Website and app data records
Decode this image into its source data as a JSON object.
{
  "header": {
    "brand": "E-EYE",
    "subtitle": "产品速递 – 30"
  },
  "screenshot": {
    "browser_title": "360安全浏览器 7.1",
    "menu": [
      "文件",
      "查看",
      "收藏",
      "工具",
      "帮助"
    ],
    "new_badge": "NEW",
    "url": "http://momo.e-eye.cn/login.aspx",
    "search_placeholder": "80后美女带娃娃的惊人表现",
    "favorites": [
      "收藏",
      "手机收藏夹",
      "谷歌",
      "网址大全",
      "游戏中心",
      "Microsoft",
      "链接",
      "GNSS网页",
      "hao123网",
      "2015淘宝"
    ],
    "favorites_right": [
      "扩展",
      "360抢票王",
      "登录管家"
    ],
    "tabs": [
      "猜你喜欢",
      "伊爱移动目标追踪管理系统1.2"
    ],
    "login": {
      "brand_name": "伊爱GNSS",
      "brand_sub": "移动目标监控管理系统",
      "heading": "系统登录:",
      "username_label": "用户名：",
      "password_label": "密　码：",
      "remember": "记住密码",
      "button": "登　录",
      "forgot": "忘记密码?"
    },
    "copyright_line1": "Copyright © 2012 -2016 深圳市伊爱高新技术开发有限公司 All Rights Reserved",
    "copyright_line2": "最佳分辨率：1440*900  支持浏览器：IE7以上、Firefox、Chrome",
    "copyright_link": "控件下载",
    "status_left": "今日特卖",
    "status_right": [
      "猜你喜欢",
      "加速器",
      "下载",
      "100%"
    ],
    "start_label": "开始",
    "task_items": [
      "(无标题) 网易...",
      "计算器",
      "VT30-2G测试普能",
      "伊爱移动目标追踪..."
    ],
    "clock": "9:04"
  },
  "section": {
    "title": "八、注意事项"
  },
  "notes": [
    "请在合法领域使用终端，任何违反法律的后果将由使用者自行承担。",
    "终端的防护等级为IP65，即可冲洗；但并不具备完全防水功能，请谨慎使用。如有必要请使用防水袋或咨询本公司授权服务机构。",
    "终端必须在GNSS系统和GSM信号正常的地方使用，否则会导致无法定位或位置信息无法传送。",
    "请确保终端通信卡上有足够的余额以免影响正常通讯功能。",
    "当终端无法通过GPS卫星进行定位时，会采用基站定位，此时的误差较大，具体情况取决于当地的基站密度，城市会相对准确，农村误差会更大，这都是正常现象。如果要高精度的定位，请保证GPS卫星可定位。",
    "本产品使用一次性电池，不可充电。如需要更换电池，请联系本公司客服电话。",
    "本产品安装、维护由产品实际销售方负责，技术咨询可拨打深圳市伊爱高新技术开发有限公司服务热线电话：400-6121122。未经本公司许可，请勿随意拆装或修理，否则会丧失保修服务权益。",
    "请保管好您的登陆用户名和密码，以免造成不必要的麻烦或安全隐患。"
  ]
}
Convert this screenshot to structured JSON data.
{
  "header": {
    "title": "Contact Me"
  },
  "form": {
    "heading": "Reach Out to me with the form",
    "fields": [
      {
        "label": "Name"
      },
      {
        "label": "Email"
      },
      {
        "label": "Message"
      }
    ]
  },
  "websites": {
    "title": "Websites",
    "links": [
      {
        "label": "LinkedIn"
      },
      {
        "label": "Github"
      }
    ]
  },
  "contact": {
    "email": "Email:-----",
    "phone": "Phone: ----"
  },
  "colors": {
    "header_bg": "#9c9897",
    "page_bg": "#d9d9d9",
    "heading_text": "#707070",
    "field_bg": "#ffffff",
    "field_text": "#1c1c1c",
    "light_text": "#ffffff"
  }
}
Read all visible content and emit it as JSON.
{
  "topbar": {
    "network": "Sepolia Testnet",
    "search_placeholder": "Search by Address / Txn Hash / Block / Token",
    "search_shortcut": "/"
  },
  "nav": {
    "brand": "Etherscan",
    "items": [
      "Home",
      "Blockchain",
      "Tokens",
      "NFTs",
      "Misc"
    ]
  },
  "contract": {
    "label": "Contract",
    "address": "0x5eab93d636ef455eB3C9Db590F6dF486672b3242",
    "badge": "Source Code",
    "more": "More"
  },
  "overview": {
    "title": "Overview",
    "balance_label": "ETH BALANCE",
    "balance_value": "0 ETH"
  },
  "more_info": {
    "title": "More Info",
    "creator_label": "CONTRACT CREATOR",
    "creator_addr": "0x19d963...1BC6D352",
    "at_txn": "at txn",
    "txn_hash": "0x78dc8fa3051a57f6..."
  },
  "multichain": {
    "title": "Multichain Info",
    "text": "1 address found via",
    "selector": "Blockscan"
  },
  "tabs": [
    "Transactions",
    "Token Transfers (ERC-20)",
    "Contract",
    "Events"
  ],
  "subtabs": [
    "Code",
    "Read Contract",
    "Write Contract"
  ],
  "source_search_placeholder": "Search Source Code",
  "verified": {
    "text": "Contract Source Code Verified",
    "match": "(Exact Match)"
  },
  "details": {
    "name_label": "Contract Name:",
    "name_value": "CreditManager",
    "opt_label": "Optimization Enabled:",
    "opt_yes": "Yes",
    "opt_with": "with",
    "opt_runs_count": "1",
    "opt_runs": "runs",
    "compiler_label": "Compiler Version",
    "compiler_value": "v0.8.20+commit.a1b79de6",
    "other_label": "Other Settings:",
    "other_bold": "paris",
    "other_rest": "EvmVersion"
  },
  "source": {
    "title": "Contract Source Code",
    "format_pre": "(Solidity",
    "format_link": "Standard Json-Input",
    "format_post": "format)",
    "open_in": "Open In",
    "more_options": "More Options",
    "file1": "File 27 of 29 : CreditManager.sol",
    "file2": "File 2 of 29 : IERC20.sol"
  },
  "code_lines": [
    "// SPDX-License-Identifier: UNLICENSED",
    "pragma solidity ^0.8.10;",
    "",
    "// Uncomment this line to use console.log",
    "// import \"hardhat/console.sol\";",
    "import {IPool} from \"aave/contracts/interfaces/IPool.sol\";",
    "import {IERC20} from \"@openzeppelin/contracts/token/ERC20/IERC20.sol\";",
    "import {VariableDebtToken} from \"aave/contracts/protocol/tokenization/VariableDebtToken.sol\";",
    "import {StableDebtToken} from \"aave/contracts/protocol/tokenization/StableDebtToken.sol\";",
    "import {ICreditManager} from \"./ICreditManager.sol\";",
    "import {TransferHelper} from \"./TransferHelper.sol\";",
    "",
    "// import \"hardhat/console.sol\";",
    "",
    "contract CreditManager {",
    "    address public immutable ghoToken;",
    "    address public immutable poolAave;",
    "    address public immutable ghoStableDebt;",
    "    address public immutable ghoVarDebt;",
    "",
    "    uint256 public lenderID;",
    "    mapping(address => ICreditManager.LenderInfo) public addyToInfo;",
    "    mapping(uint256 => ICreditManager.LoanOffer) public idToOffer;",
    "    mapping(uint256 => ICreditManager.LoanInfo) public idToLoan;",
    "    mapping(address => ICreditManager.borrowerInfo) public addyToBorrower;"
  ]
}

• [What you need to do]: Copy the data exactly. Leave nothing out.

• [Problem solution]:
Decode this image into its source data as a JSON object.
{
  "header": {
    "brand": "E-EYE",
    "subtitle": "产品速递 – 30"
  },
  "screenshot": {
    "browser_title": "360安全浏览器 7.1",
    "menu": [
      "文件",
      "查看",
      "收藏",
      "工具",
      "帮助"
    ],
    "new_badge": "NEW",
    "url": "http://momo.e-eye.cn/login.aspx",
    "search_placeholder": "80后美女带娃娃的惊人表现",
    "favorites": [
      "收藏",
      "手机收藏夹",
      "谷歌",
      "网址大全",
      "游戏中心",
      "Microsoft",
      "链接",
      "GNSS网页",
      "hao123网",
      "2015淘宝"
    ],
    "favorites_right": [
      "扩展",
      "360抢票王",
      "登录管家"
    ],
    "tabs": [
      "猜你喜欢",
      "伊爱移动目标追踪管理系统1.2"
    ],
    "login": {
      "brand_name": "伊爱GNSS",
      "brand_sub": "移动目标监控管理系统",
      "heading": "系统登录:",
      "username_label": "用户名：",
      "password_label": "密　码：",
      "remember": "记住密码",
      "button": "登　录",
      "forgot": "忘记密码?"
    },
    "copyright_line1": "Copyright © 2012 -2016 深圳市伊爱高新技术开发有限公司 All Rights Reserved",
    "copyright_line2": "最佳分辨率：1440*900  支持浏览器：IE7以上、Firefox、Chrome",
    "copyright_link": "控件下载",
    "status_left": "今日特卖",
    "status_right": [
      "猜你喜欢",
      "加速器",
      "下载",
      "100%"
    ],
    "start_label": "开始",
    "task_items": [
      "(无标题) 网易...",
      "计算器",
      "VT30-2G测试普能",
      "伊爱移动目标追踪..."
    ],
    "clock": "9:04"
  },
  "section": {
    "title": "八、注意事项"
  },
  "notes": [
    "请在合法领域使用终端，任何违反法律的后果将由使用者自行承担。",
    "终端的防护等级为IP65，即可冲洗；但并不具备完全防水功能，请谨慎使用。如有必要请使用防水袋或咨询本公司授权服务机构。",
    "终端必须在GNSS系统和GSM信号正常的地方使用，否则会导致无法定位或位置信息无法传送。",
    "请确保终端通信卡上有足够的余额以免影响正常通讯功能。",
    "当终端无法通过GPS卫星进行定位时，会采用基站定位，此时的误差较大，具体情况取决于当地的基站密度，城市会相对准确，农村误差会更大，这都是正常现象。如果要高精度的定位，请保证GPS卫星可定位。",
    "本产品使用一次性电池，不可充电。如需要更换电池，请联系本公司客服电话。",
    "本产品安装、维护由产品实际销售方负责，技术咨询可拨打深圳市伊爱高新技术开发有限公司服务热线电话：400-6121122。未经本公司许可，请勿随意拆装或修理，否则会丧失保修服务权益。",
    "请保管好您的登陆用户名和密码，以免造成不必要的麻烦或安全隐患。"
  ]
}
Convert this screenshot to structured JSON data.
{
  "header": {
    "title": "Contact Me"
  },
  "form": {
    "heading": "Reach Out to me with the form",
    "fields": [
      {
        "label": "Name"
      },
      {
        "label": "Email"
      },
      {
        "label": "Message"
      }
    ]
  },
  "websites": {
    "title": "Websites",
    "links": [
      {
        "label": "LinkedIn"
      },
      {
        "label": "Github"
      }
    ]
  },
  "contact": {
    "email": "Email:-----",
    "phone": "Phone: ----"
  },
  "colors": {
    "header_bg": "#9c9897",
    "page_bg": "#d9d9d9",
    "heading_text": "#707070",
    "field_bg": "#ffffff",
    "field_text": "#1c1c1c",
    "light_text": "#ffffff"
  }
}
Read all visible content and emit it as JSON.
{
  "topbar": {
    "network": "Sepolia Testnet",
    "search_placeholder": "Search by Address / Txn Hash / Block / Token",
    "search_shortcut": "/"
  },
  "nav": {
    "brand": "Etherscan",
    "items": [
      "Home",
      "Blockchain",
      "Tokens",
      "NFTs",
      "Misc"
    ]
  },
  "contract": {
    "label": "Contract",
    "address": "0x5eab93d636ef455eB3C9Db590F6dF486672b3242",
    "badge": "Source Code",
    "more": "More"
  },
  "overview": {
    "title": "Overview",
    "balance_label": "ETH BALANCE",
    "balance_value": "0 ETH"
  },
  "more_info": {
    "title": "More Info",
    "creator_label": "CONTRACT CREATOR",
    "creator_addr": "0x19d963...1BC6D352",
    "at_txn": "at txn",
    "txn_hash": "0x78dc8fa3051a57f6..."
  },
  "multichain": {
    "title": "Multichain Info",
    "text": "1 address found via",
    "selector": "Blockscan"
  },
  "tabs": [
    "Transactions",
    "Token Transfers (ERC-20)",
    "Contract",
    "Events"
  ],
  "subtabs": [
    "Code",
    "Read Contract",
    "Write Contract"
  ],
  "source_search_placeholder": "Search Source Code",
  "verified": {
    "text": "Contract Source Code Verified",
    "match": "(Exact Match)"
  },
  "details": {
    "name_label": "Contract Name:",
    "name_value": "CreditManager",
    "opt_label": "Optimization Enabled:",
    "opt_yes": "Yes",
    "opt_with": "with",
    "opt_runs_count": "1",
    "opt_runs": "runs",
    "compiler_label": "Compiler Version",
    "compiler_value": "v0.8.20+commit.a1b79de6",
    "other_label": "Other Settings:",
    "other_bold": "paris",
    "other_rest": "EvmVersion"
  },
  "source": {
    "title": "Contract Source Code",
    "format_pre": "(Solidity",
    "format_link": "Standard Json-Input",
    "format_post": "format)",
    "open_in": "Open In",
    "more_options": "More Options",
    "file1": "File 27 of 29 : CreditManager.sol",
    "file2": "File 2 of 29 : IERC20.sol"
  },
  "code_lines": [
    "// SPDX-License-Identifier: UNLICENSED",
    "pragma solidity ^0.8.10;",
    "",
    "// Uncomment this line to use console.log",
    "// import \"hardhat/console.sol\";",
    "import {IPool} from \"aave/contracts/interfaces/IPool.sol\";",
    "import {IERC20} from \"@openzeppelin/contracts/token/ERC20/IERC20.sol\";",
    "import {VariableDebtToken} from \"aave/contracts/protocol/tokenization/VariableDebtToken.sol\";",
    "import {StableDebtToken} from \"aave/contracts/protocol/tokenization/StableDebtToken.sol\";",
    "import {ICreditManager} from \"./ICreditManager.sol\";",
    "import {TransferHelper} from \"./TransferHelper.sol\";",
    "",
    "// import \"hardhat/console.sol\";",
    "",
    "contract CreditManager {",
    "    address public immutable ghoToken;",
    "    address public immutable poolAave;",
    "    address public immutable ghoStableDebt;",
    "    address public immutable ghoVarDebt;",
    "",
    "    uint256 public lenderID;",
    "    mapping(address => ICreditManager.LenderInfo) public addyToInfo;",
    "    mapping(uint256 => ICreditManager.LoanOffer) public idToOffer;",
    "    mapping(uint256 => ICreditManager.LoanInfo) public idToLoan;",
    "    mapping(address => ICreditManager.borrowerInfo) public addyToBorrower;"
  ]
}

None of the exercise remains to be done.